“American cities grew up very fast during the Victorian era, with almost no planning or effort to preserve public spaces,” says architecture critic Larry Millett, who has covered Minnesota’s landmark buildings in such books as “Lost Twin Cities” and “Once There Were Castles.” But as the 20th century dawned, with robust leaders like Teddy Roosevelt leading the fight for national parks and the public domain, cities began to see the value of saving land and resources for the public benefit. “It was all part of the ‘City Beautiful’ movement, a period of relative wealth in the late 1890s and early 1900s where you saw a lot of building, and when many of the grand public libraries and other institutions came into being,” he says. “It was about creating a more beautiful public realm, and adding a sense of European class to these messy American cities.”
One of the City Beautiful movement’s most vocal proponents was St. Paul parks superintendent Frederick Nussbaumer, a German born landscape designer who lobbied for the creation of a Kew Gardens-style Conservatory for nearly 20 years. City leaders finally took the plunge in 1914, breaking ground on the Conservatory at the same time the State Capitol, the Cathedral of St. Paul, St. Paul’s Central Library, and the Minneapolis Institute of Arts were all under construction as well.
“Como’s Conservatory is part of that the golden age of Minnesota architecture between about 1900 to 1920, where you had the rise of the Prairie School, along with these grand public buildings,” says Millett. “Architecture of that period tends to be really monumental and well built, and the public has a great deal of affection for these buildings.”
The strong sense of ownership Como visitors feel for the Conservatory has helped save the building from a few calamities over the decades.
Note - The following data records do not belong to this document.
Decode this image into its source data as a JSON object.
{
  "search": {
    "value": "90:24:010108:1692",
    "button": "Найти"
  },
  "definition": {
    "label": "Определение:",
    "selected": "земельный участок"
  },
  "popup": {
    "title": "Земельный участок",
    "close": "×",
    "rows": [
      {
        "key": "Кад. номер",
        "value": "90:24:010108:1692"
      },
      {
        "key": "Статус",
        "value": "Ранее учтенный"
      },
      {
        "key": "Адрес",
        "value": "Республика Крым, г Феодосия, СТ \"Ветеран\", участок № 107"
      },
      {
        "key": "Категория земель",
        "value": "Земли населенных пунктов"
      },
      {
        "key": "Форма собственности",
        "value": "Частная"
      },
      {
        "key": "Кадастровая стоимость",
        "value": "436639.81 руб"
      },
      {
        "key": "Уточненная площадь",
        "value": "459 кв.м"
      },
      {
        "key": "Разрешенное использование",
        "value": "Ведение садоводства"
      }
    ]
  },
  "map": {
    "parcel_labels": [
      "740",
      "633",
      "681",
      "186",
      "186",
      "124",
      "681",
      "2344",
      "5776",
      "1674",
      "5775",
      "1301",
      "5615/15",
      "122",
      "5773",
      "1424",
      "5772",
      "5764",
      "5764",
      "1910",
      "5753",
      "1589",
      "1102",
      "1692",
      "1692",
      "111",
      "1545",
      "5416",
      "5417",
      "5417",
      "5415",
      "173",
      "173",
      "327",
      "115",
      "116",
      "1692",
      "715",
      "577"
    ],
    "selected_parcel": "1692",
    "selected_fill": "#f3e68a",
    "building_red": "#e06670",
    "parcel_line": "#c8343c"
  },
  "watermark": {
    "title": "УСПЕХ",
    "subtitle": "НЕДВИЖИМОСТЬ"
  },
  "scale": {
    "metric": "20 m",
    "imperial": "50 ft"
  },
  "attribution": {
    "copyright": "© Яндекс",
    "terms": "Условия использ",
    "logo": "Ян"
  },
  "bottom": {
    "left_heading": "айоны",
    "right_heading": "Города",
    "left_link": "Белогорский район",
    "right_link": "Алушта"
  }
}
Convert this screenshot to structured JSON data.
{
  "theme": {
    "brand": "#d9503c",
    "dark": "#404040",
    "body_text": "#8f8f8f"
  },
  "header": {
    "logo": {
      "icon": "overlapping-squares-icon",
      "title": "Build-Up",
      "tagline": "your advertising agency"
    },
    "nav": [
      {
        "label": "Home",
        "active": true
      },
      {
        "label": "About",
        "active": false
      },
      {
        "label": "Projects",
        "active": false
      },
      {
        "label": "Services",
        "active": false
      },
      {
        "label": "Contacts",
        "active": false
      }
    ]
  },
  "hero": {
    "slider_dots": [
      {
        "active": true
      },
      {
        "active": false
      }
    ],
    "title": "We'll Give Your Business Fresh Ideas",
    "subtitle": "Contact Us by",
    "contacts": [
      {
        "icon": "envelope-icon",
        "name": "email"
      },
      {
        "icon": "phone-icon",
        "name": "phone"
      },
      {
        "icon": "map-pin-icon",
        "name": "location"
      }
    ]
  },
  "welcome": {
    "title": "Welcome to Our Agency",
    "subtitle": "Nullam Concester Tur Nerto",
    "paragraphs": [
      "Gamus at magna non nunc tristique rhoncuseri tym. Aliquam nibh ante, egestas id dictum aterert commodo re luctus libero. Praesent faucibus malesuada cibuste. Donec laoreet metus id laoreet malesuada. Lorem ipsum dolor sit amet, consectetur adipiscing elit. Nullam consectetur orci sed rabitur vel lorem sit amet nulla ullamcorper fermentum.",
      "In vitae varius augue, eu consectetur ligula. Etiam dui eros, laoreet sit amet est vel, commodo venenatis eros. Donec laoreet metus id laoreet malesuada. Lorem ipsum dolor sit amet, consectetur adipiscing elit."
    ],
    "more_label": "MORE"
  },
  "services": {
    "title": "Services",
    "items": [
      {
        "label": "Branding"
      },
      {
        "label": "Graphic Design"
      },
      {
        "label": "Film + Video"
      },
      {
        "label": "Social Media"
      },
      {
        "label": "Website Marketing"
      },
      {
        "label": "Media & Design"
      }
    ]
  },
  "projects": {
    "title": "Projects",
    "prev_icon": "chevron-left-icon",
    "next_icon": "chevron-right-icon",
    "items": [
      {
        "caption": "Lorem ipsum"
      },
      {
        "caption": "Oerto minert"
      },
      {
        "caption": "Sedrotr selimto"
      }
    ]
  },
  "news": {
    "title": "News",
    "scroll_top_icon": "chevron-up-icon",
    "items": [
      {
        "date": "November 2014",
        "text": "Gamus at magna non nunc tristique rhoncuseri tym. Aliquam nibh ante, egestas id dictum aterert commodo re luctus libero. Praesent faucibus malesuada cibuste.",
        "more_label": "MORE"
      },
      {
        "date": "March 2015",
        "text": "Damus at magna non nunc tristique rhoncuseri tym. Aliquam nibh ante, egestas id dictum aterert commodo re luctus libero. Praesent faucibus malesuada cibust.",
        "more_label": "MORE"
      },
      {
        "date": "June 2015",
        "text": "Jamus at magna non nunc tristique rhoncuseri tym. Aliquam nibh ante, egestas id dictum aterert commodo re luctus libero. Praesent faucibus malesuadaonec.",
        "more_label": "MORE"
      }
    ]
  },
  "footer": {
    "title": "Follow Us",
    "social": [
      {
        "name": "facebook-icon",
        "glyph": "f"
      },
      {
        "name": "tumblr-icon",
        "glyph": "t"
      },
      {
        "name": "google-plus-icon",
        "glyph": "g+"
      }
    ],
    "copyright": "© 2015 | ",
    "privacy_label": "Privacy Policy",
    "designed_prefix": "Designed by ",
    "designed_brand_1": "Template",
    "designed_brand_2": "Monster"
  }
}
The Great Depression forced much of the Conservatory to close for lack of funds, and rusted rivets were a serious structural problem through the 1950s. A devastating 1962 hail storm smashed thousands of glass panes, but the plexiglass replacements blocked sunlight to plants, and required a second renovation with glass.
To the rescue.
Concern over continued deterioration prompted the formation of the Como Conservatory Restoration Society which secured Como’s place on the National Register of Historic Places in 1974, as well as a $12 million renovation that opened in the early 1990s. The group was just one of a long legacy of community and docent groups to raise private funding to protect the Conservatory’s future, a mission that’s been carried forward by Como Friends—a merger of several nonprofit fundraising groups that incorporated under one banner in 1999. Over the last 15 years, Como Friends has invested more than $35 million in improvements at the Marjorie McNeely Conservatory and the Como Zoo, including the new Fern Room opened in 2005, Tropical Encounters opened in 2006, and The Ordway Gardens opened in 2013.
While the Conservatory may be a 100 years old, a century of community commitment to the building and the botanical collections it contains have made the Marjorie McNeely Conservatory’s future brighter than ever.
“Conservatories like this got their start during the start of the industrial revolution, an era when people began to realize just how essential it is for humans to stay in contact with nature, and that lesson has only been strengthened over the last century,” says Como horticultural curator Tina Dombrowski. “We have an affinity for plants and animals, and we find comfort and inspiration in nature. I think that’s one of the reasons the Marjorie McNeely Conservatory is still so relevant to visitors today.”